… No reader would or should agree with everything in this book. I, for one, am not sure that India’s choice is between alignment and non-alignment any more, or that strategic autonomy is an unattainable goal for India. After all, strategic autonomy by one name or another is what all powers, even superpowers, seek. But this book would have served its purpose if it provokes thought and rational discussion about India’s place in the emerging world, whether it is ‘orderly’ or not. Despite the daunting world that seems likely, and the scale and scope of the necessary domestic reforms outlined in this book, I found it reassuring that so many contributors found it possible to rationally conceptualise these issues from an Indian perspective, and to map out a path through the dimly sensed future that awaits us.”

Pranay Kotasthane, Anirudh Kanisetti, Nitin Pai (editors). India’s Marathon (Kindle Locations 144-150). The Takshashila Institution. Kindle Edition.

This Twitter thread lists all chapter ideas and contributors. It’s a stellar list, I tell you.

Pranay Kotasthane @pranaykotas

So thrilled that this anthology is out now. It has new ideas on India in a changing world order. Buy ebook here: Paperback will be up in about a week. A #thread on what the book’s about.

Get your copy from Amazon India.
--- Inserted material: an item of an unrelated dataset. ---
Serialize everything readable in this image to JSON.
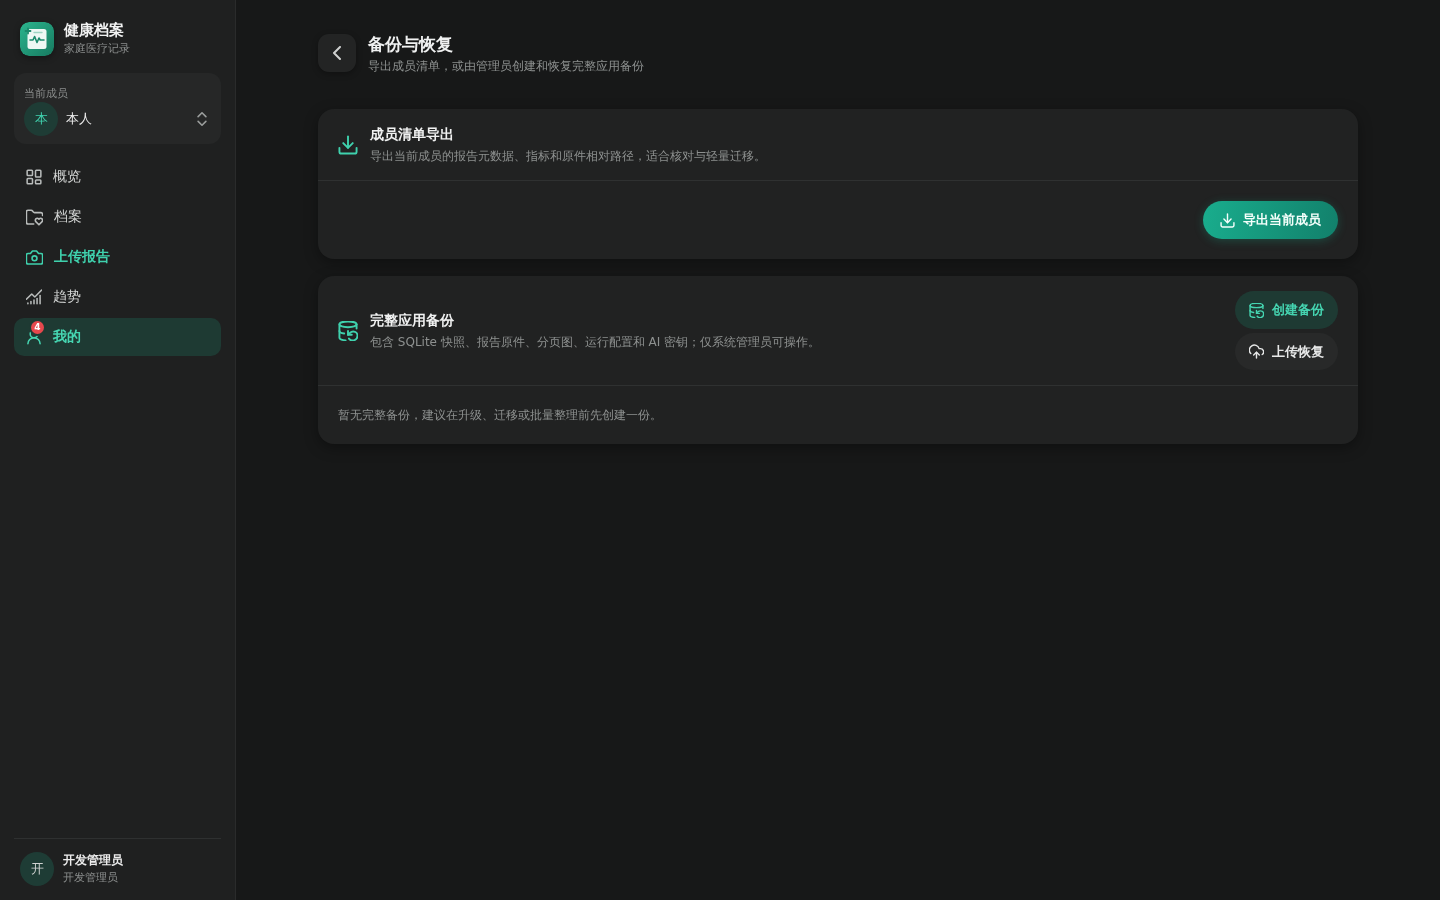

Do give it a read!

Read the full edition here.

Disclaimer: Views expressed on Anticipating the Unintended are those of the authors’ and do not represent Takshashila Institution’s recommendations.